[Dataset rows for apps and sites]
-- Opening Marker --
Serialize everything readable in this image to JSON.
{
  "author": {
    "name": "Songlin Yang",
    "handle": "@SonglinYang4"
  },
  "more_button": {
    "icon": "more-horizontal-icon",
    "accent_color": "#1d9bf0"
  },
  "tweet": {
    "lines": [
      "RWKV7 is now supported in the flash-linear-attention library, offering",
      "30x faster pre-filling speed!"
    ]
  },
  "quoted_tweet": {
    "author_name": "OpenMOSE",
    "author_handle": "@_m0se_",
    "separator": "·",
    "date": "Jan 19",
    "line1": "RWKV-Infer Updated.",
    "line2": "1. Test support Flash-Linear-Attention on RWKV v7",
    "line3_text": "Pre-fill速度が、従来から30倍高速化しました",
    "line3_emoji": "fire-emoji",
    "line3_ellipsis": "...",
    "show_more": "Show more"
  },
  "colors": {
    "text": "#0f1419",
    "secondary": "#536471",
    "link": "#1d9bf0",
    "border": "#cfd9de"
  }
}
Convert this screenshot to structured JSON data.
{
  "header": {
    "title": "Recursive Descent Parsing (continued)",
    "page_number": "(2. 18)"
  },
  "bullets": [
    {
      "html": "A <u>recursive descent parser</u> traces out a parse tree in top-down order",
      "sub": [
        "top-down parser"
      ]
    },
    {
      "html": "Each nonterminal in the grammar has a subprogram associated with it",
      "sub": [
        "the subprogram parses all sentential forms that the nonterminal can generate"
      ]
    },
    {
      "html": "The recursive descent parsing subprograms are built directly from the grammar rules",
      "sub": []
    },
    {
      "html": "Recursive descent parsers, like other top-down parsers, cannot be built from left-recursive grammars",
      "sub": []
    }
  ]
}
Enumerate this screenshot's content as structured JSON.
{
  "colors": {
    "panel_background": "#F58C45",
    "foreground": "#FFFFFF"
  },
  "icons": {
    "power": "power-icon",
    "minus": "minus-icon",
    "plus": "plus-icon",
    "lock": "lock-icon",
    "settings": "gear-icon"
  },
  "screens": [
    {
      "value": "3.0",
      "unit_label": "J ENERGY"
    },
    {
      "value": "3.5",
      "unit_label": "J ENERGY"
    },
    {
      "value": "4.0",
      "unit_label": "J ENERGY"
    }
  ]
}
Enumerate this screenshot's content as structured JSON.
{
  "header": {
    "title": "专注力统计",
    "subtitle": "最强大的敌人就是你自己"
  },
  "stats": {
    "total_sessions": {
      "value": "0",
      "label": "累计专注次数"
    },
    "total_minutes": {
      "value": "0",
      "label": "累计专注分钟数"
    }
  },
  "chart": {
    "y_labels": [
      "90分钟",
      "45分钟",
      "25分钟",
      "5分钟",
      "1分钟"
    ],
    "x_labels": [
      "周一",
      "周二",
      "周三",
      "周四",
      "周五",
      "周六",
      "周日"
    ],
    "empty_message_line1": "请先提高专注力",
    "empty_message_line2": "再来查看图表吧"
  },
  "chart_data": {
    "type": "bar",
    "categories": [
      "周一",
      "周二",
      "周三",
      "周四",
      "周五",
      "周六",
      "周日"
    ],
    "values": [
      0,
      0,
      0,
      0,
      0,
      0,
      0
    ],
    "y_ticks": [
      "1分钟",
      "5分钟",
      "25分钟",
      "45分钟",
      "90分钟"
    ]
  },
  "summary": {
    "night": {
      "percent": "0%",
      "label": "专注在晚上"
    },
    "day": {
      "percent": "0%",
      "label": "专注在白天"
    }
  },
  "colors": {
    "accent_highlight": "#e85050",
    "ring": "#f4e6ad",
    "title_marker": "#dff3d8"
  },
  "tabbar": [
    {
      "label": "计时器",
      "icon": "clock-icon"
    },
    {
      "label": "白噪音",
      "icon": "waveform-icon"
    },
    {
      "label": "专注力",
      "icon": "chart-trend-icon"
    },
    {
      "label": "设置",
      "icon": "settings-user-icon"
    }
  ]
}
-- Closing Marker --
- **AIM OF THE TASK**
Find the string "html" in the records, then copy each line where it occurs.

- **EXERCISE RESULT**
      "html": "A <u>recursive descent parser</u> traces out a parse tree in top-down order",
      "html": "Each nonterminal in the grammar has a subprogram associated with it",
      "html": "The recursive descent parsing subprograms are built directly from the grammar rules",
      "html": "Recursive descent parsers, like other top-down parsers, cannot be built from left-recursive grammars",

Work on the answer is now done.